Molly Tuttle with Rached Baiman

Sat Aug 15 2020 8:00 PM

(Doors 7:00 PM)

The Southgate House Revival - Sanctuary Newport KY
Molly Tuttle with Rached Baiman

$30-$22 All Ages

A virtuosic, award-winning guitarist with a gift for insightful songwriting, Molly Tuttle evolves her signature sound with boundary-breaking songs on her compelling debut album, When You’re Ready. Already crowned “Instrumentalist of the Year” at the 2018 Americana Music Awards on the strength of her EP, Tuttle has broken boundaries and garnered the respect of her peers, winning fans for her incredible flatpicking guitar technique and confessional songwriting. Graced with a clear, true voice and a keen melodic sense, the 26-year-old seems poised for a long and exciting career. When You’re Ready, produced by Ryan Hewitt (The Avett Brothers, The Lumineers) showcases her astonishing range and versatility and shows that she is more than simply an Americana artist.

Since moving to Nashville in 2015, the native Californian has been welcomed into folk music, bluegrass, Americana, and traditional country communities – even as When You’re Ready stretches the boundaries of those genres.
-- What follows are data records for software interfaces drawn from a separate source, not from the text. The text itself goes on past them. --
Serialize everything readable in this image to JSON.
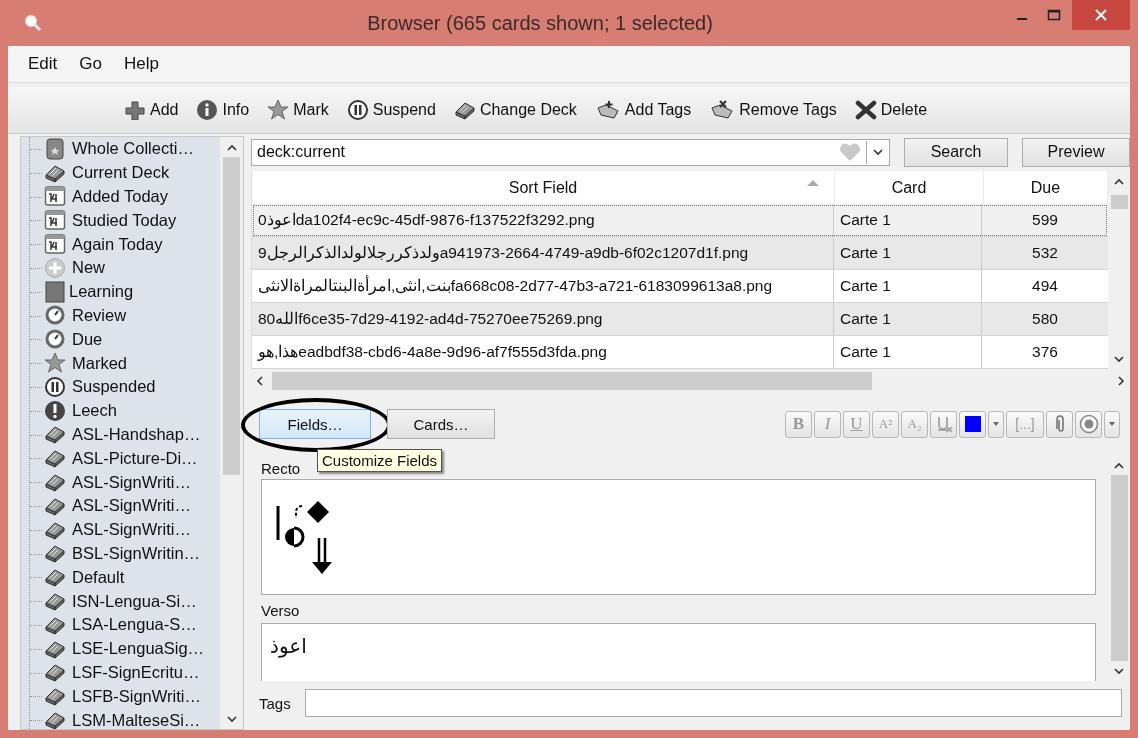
{
  "window": {
    "title": "Browser (665 cards shown; 1 selected)"
  },
  "menu": [
    "Edit",
    "Go",
    "Help"
  ],
  "toolbar": [
    {
      "kind": "add",
      "label": "Add"
    },
    {
      "kind": "info",
      "label": "Info"
    },
    {
      "kind": "mark",
      "label": "Mark"
    },
    {
      "kind": "suspend",
      "label": "Suspend"
    },
    {
      "kind": "deck",
      "label": "Change Deck"
    },
    {
      "kind": "addtags",
      "label": "Add Tags"
    },
    {
      "kind": "removetags",
      "label": "Remove Tags"
    },
    {
      "kind": "delete",
      "label": "Delete"
    }
  ],
  "sidebar": {
    "items": [
      {
        "kind": "collection",
        "label": "Whole Collecti…"
      },
      {
        "kind": "deck",
        "label": "Current Deck"
      },
      {
        "kind": "calendar",
        "label": "Added Today"
      },
      {
        "kind": "calendar",
        "label": "Studied Today"
      },
      {
        "kind": "calendar",
        "label": "Again Today"
      },
      {
        "kind": "new",
        "label": "New"
      },
      {
        "kind": "learning",
        "label": "Learning"
      },
      {
        "kind": "clock",
        "label": "Review"
      },
      {
        "kind": "clock",
        "label": "Due"
      },
      {
        "kind": "star",
        "label": "Marked"
      },
      {
        "kind": "pause",
        "label": "Suspended"
      },
      {
        "kind": "leech",
        "label": "Leech"
      },
      {
        "kind": "deck",
        "label": "ASL-Handshap…"
      },
      {
        "kind": "deck",
        "label": "ASL-Picture-Di…"
      },
      {
        "kind": "deck",
        "label": "ASL-SignWriti…"
      },
      {
        "kind": "deck",
        "label": "ASL-SignWriti…"
      },
      {
        "kind": "deck",
        "label": "ASL-SignWriti…"
      },
      {
        "kind": "deck",
        "label": "BSL-SignWritin…"
      },
      {
        "kind": "deck",
        "label": "Default"
      },
      {
        "kind": "deck",
        "label": "ISN-Lengua-Si…"
      },
      {
        "kind": "deck",
        "label": "LSA-Lengua-S…"
      },
      {
        "kind": "deck",
        "label": "LSE-LenguaSig…"
      },
      {
        "kind": "deck",
        "label": "LSF-SignEcritu…"
      },
      {
        "kind": "deck",
        "label": "LSFB-SignWriti…"
      },
      {
        "kind": "deck",
        "label": "LSM-MalteseSi…"
      }
    ]
  },
  "search": {
    "value": "deck:current",
    "search_button": "Search",
    "preview_button": "Preview"
  },
  "table": {
    "columns": [
      {
        "label": "Sort Field",
        "sorted": true
      },
      {
        "label": "Card",
        "sorted": false
      },
      {
        "label": "Due",
        "sorted": false
      }
    ],
    "rows": [
      {
        "cells": [
          "اعوذ0da102f4-ec9c-45df-9876-f137522f3292.png",
          "Carte 1",
          "599"
        ],
        "selected": true
      },
      {
        "cells": [
          "ولدذكررجلالولدالذكرالرجل9a941973-2664-4749-a9db-6f02c1207d1f.png",
          "Carte 1",
          "532"
        ],
        "selected": false
      },
      {
        "cells": [
          "بنت,انثى,امرأةالبنتالمراةالانثىfa668c08-2d77-47b3-a721-6183099613a8.png",
          "Carte 1",
          "494"
        ],
        "selected": false
      },
      {
        "cells": [
          "الله80f6ce35-7d29-4192-ad4d-75270ee75269.png",
          "Carte 1",
          "580"
        ],
        "selected": false
      },
      {
        "cells": [
          "هذا,هوeadbdf38-cbd6-4a8e-9d96-af7f555d3fda.png",
          "Carte 1",
          "376"
        ],
        "selected": false
      }
    ]
  },
  "editor": {
    "buttons": [
      {
        "label": "Fields…",
        "circled": true
      },
      {
        "label": "Cards…",
        "circled": false
      }
    ],
    "tooltip": "Customize Fields",
    "format_buttons": [
      {
        "kind": "bold",
        "label": "B"
      },
      {
        "kind": "italic",
        "label": "I"
      },
      {
        "kind": "underline",
        "label": "U"
      },
      {
        "kind": "sup",
        "label": "A²"
      },
      {
        "kind": "sub",
        "label": "A₂"
      },
      {
        "kind": "clear"
      },
      {
        "kind": "color",
        "color": "#0000ff"
      },
      {
        "kind": "dropdown"
      },
      {
        "kind": "text",
        "label": "[...]"
      },
      {
        "kind": "attach"
      },
      {
        "kind": "record"
      },
      {
        "kind": "dropdown"
      }
    ],
    "fields": [
      {
        "name": "Recto",
        "kind": "image"
      },
      {
        "name": "Verso",
        "kind": "text",
        "value": "اعوذ"
      }
    ],
    "tags_label": "Tags"
  }
}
Over the past year, Molly has continued to accumulate accolades, winning Folk Alliance International’s honor for Song of the Year for “You Didn’t Call My Name” and taking home her second trophy for the International Bluegrass Music Association’s Guitar Player of the Year (the first woman in the history of the IBMA to win that honor).

Please correct the information below.
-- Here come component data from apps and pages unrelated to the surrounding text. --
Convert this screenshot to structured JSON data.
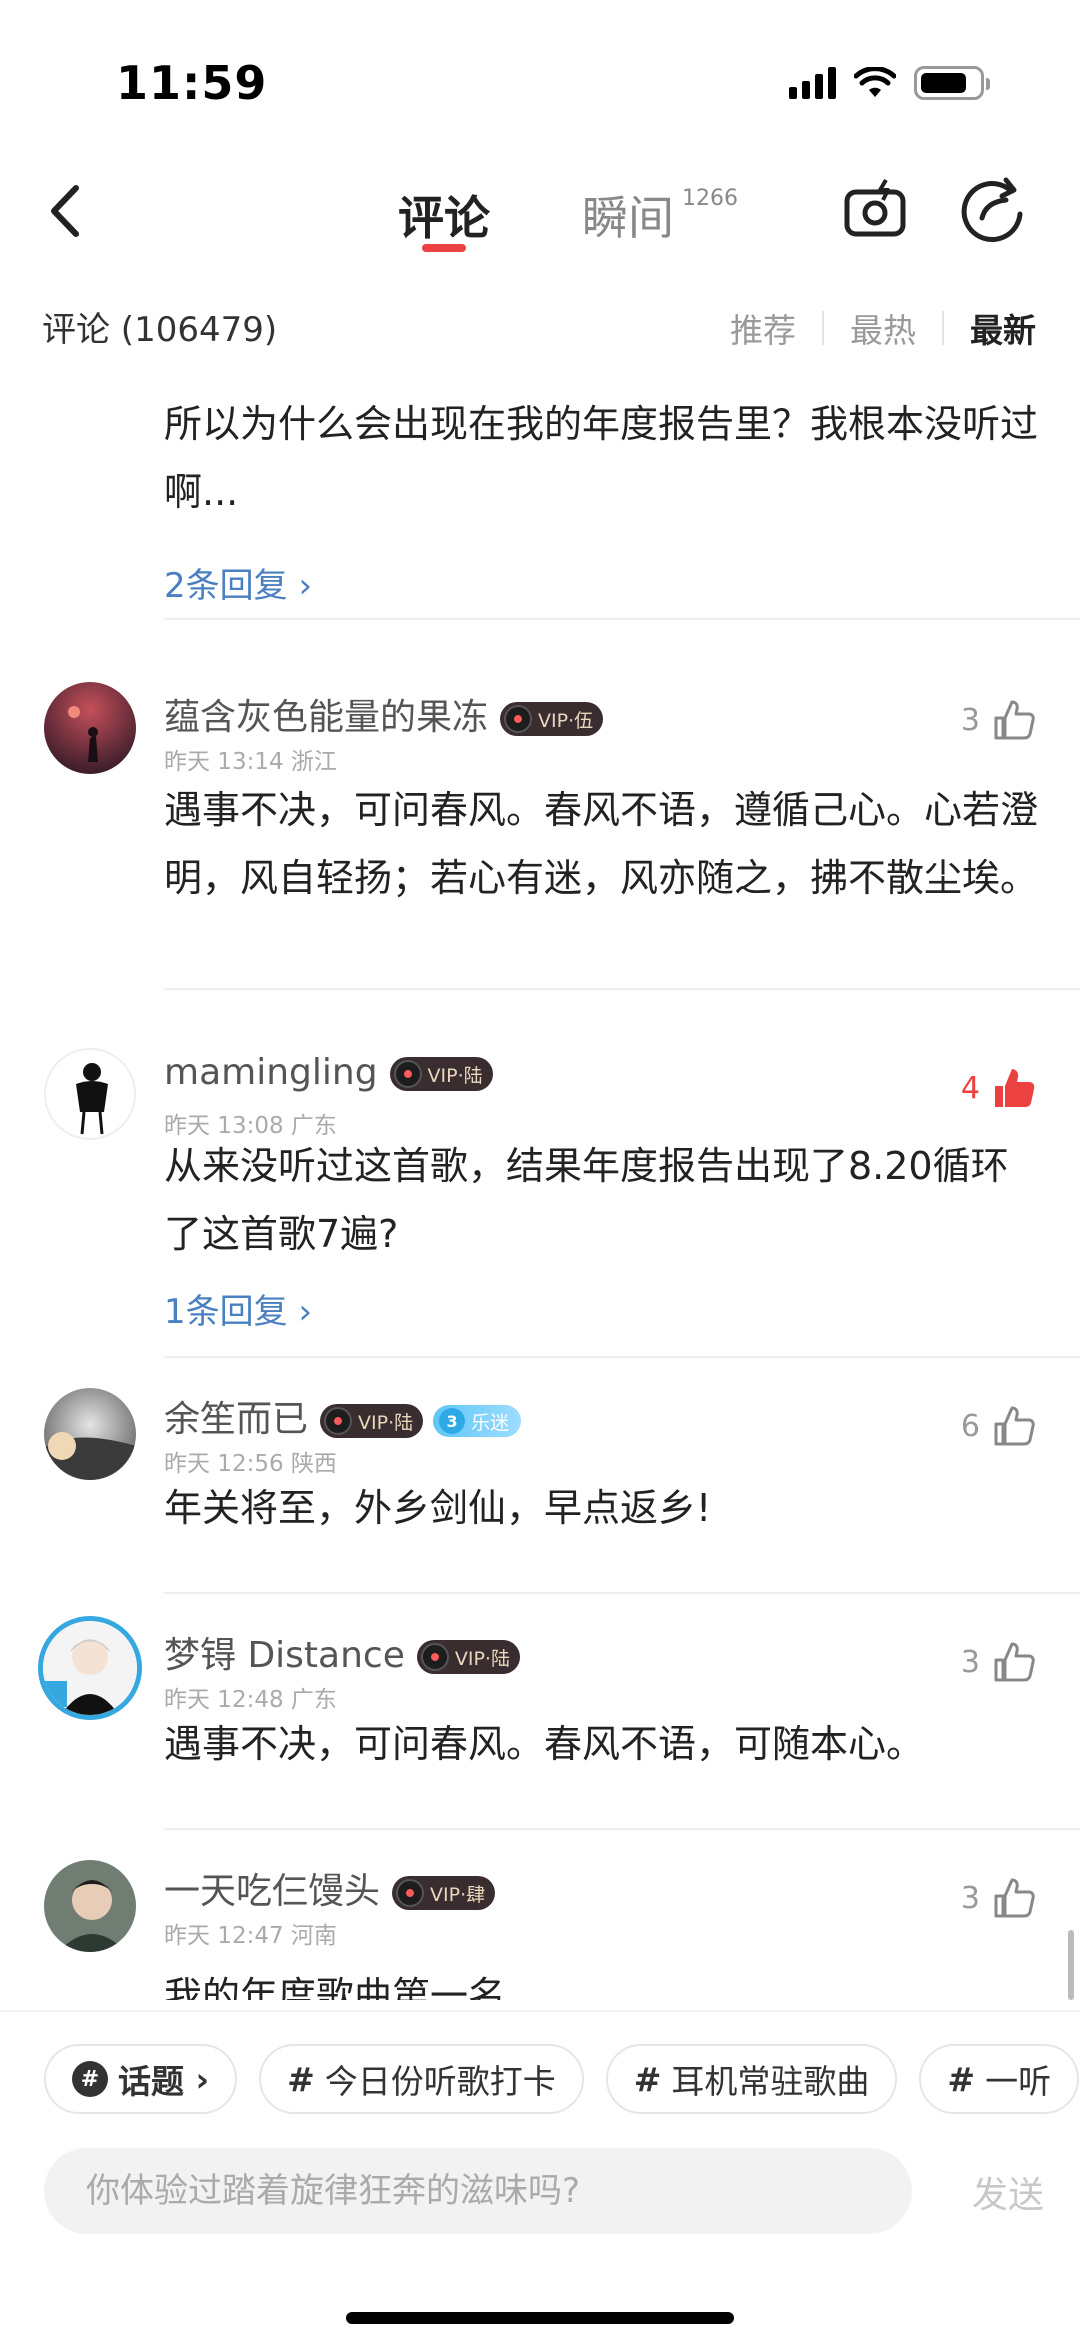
{
  "status_bar": {
    "time": "11:59",
    "battery_level": 0.8
  },
  "header": {
    "tabs": [
      {
        "label": "评论",
        "active": true
      },
      {
        "label": "瞬间",
        "count": "1266",
        "active": false
      }
    ],
    "icons": [
      "back-icon",
      "camera-icon",
      "share-icon"
    ],
    "accent_color": "#ec4141"
  },
  "subheader": {
    "comment_count_label": "评论 (106479)",
    "sort_options": [
      "推荐",
      "最热",
      "最新"
    ],
    "active_sort": "最新"
  },
  "comments": [
    {
      "body": "所以为什么会出现在我的年度报告里？我根本没听过啊...",
      "reply_label": "2条回复"
    },
    {
      "username": "蕴含灰色能量的果冻",
      "vip_label": "VIP·伍",
      "meta": "昨天 13:14  浙江",
      "likes": "3",
      "liked": false,
      "body": "遇事不决，可问春风。春风不语，遵循己心。心若澄明，风自轻扬；若心有迷，风亦随之，拂不散尘埃。"
    },
    {
      "username": "mamingling",
      "vip_label": "VIP·陆",
      "meta": "昨天 13:08  广东",
      "likes": "4",
      "liked": true,
      "body": "从来没听过这首歌，结果年度报告出现了8.20循环了这首歌7遍?",
      "reply_label": "1条回复"
    },
    {
      "username": "余笙而已",
      "vip_label": "VIP·陆",
      "fan_level": "3",
      "fan_label": "乐迷",
      "meta": "昨天 12:56  陕西",
      "likes": "6",
      "liked": false,
      "body": "年关将至，外乡剑仙，早点返乡!"
    },
    {
      "username": "梦锝 Distance",
      "vip_label": "VIP·陆",
      "meta": "昨天 12:48  广东",
      "likes": "3",
      "liked": false,
      "body": "遇事不决，可问春风。春风不语，可随本心。"
    },
    {
      "username": "一天吃仨馒头",
      "vip_label": "VIP·肆",
      "meta": "昨天 12:47  河南",
      "likes": "3",
      "liked": false,
      "body": "我的年度歌曲第一名"
    }
  ],
  "topics": [
    {
      "label": "话题"
    },
    {
      "label": "今日份听歌打卡"
    },
    {
      "label": "耳机常驻歌曲"
    },
    {
      "label": "一听"
    }
  ],
  "composer": {
    "placeholder": "你体验过踏着旋律狂奔的滋味吗?",
    "send_label": "发送"
  }
}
Select ticket quantity.

Complete the security check.

Select Tickets

All Ages
limit 10 per person
General Admission
Seating behind the Gold Circle section
$22.00

Delivery Method

Will Call